It's been negative. Yes, they were competitive during the 2011 World Cup and perhaps did enough to win it, and they have had some success since, but they haven't been enjoyable to watch.

That changed yesterday. They played with the flair and skill that we're used to seeing in French rugby. They didn't pass for the sake of it, they stepped, offloaded, probed for gaps, and generally played with a joie de vivre we haven't seen in years.

I smiled at the sight of it. Steve Hansen and his players wouldn't have been smiling though, because they had to work hard physically and mentally. They were challenged for a long time and went without the ball for a long time. It was a fitting finale for a tough yet successful year.

They had to get out of tough positions against Wales in June, but were successful there and in the Rugby Championship. Against France they were ruthless when they got their opportunities.

There will be elements of this test and tour that Hansen and his senior players won't be happy with, but, apart from the loss against Ireland in Chicago, they always found a way to win, and that's the ultimate in sport. They will have to evolve, though, because there has been an element of catching up from other nations. There is the considerable challenge of next year's series against the British and Irish Lions to prepare for.

It's been a great year for New Zealand Rugby in terms of on-field performances.
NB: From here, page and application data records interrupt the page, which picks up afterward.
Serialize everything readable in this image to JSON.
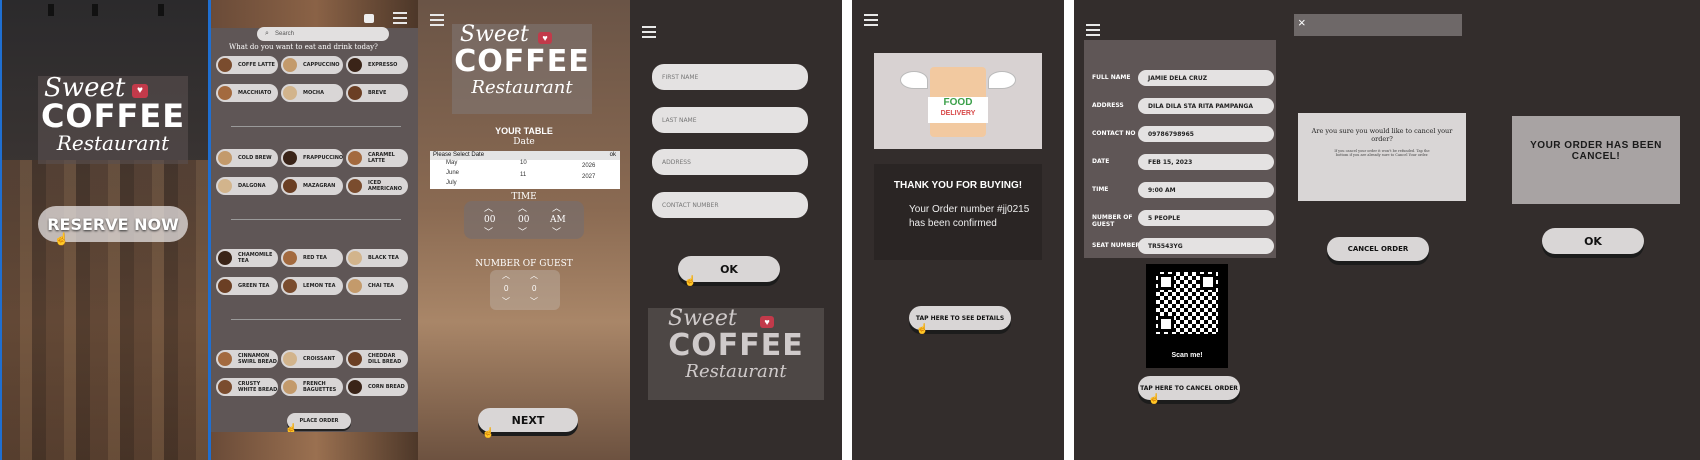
{
  "brand": {
    "script_top": "Sweet",
    "main": "COFFEE",
    "script_bottom": "Restaurant"
  },
  "screen1": {
    "reserve_label": "RESERVE NOW"
  },
  "screen2": {
    "search_placeholder": "Search",
    "prompt": "What do you want to eat and drink today?",
    "hot_drinks": [
      "COFFE LATTE",
      "CAPPUCCINO",
      "EXPRESSO",
      "MACCHIATO",
      "MOCHA",
      "BREVE"
    ],
    "cold_drinks": [
      "COLD BREW",
      "FRAPPUCCINO",
      "CARAMEL LATTE",
      "DALGONA",
      "MAZAGRAN",
      "ICED AMERICANO"
    ],
    "teas": [
      "CHAMOMILE TEA",
      "RED TEA",
      "BLACK TEA",
      "GREEN TEA",
      "LEMON TEA",
      "CHAI TEA"
    ],
    "breads": [
      "CINNAMON SWIRL BREAD",
      "CROISSANT",
      "CHEDDAR DILL BREAD",
      "CRUSTY WHITE BREAD",
      "FRENCH BAGUETTES",
      "CORN BREAD"
    ],
    "place_order": "PLACE ORDER"
  },
  "screen3": {
    "your_table": "YOUR TABLE",
    "date_label": "Date",
    "date_header": "Please Select Date",
    "date_ok": "ok",
    "months": [
      "May",
      "June",
      "July"
    ],
    "days": [
      "10",
      "11"
    ],
    "years": [
      "2026",
      "2027"
    ],
    "time_label": "TIME",
    "time_values": [
      "00",
      "00",
      "AM"
    ],
    "guest_label": "NUMBER OF GUEST",
    "guest_values": [
      "0",
      "0"
    ],
    "next_label": "NEXT"
  },
  "screen4": {
    "first_name": "FIRST NAME",
    "last_name": "LAST NAME",
    "address": "ADDRESS",
    "contact": "CONTACT NUMBER",
    "ok_label": "OK"
  },
  "screen5": {
    "badge_line1": "FOOD",
    "badge_line2": "DELIVERY",
    "thanks": "THANK YOU FOR BUYING!",
    "order_line1": "Your Order number #jj0215",
    "order_line2": "has been confirmed",
    "details_button": "TAP HERE TO SEE DETAILS"
  },
  "screen6": {
    "rows": [
      {
        "label": "FULL NAME",
        "value": "JAMIE DELA CRUZ"
      },
      {
        "label": "ADDRESS",
        "value": "DILA DILA STA RITA PAMPANGA"
      },
      {
        "label": "CONTACT NO",
        "value": "09786798965"
      },
      {
        "label": "DATE",
        "value": "FEB 15, 2023"
      },
      {
        "label": "TIME",
        "value": "9:00 AM"
      },
      {
        "label": "NUMBER OF GUEST",
        "value": "5 PEOPLE"
      },
      {
        "label": "SEAT NUMBER",
        "value": "TR5543YG"
      }
    ],
    "qr_caption": "Scan me!",
    "cancel_button": "TAP HERE TO CANCEL ORDER"
  },
  "screen7": {
    "close": "×",
    "question": "Are you sure you would like to cancel your order?",
    "fine_print": "If you cancel your order it won't be refunded. Tap the bottom if you are already sure to Cancel Your order.",
    "cancel_label": "CANCEL ORDER"
  },
  "screen8": {
    "message": "YOUR ORDER HAS BEEN CANCEL!",
    "ok_label": "OK"
  },
  "colors": {
    "dark_bg": "#332d2c",
    "panel": "#5f5656",
    "pill": "#d9d6d6",
    "accent_red": "#c23a4a",
    "selection_blue": "#1f6fd1"
  }
}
The All Blacks wiped the floor at the World Rugby awards, the Hurricanes won a Super Rugby title, and the Mitre 10 Cup, once it dispensed with the experimental laws, was entertaining.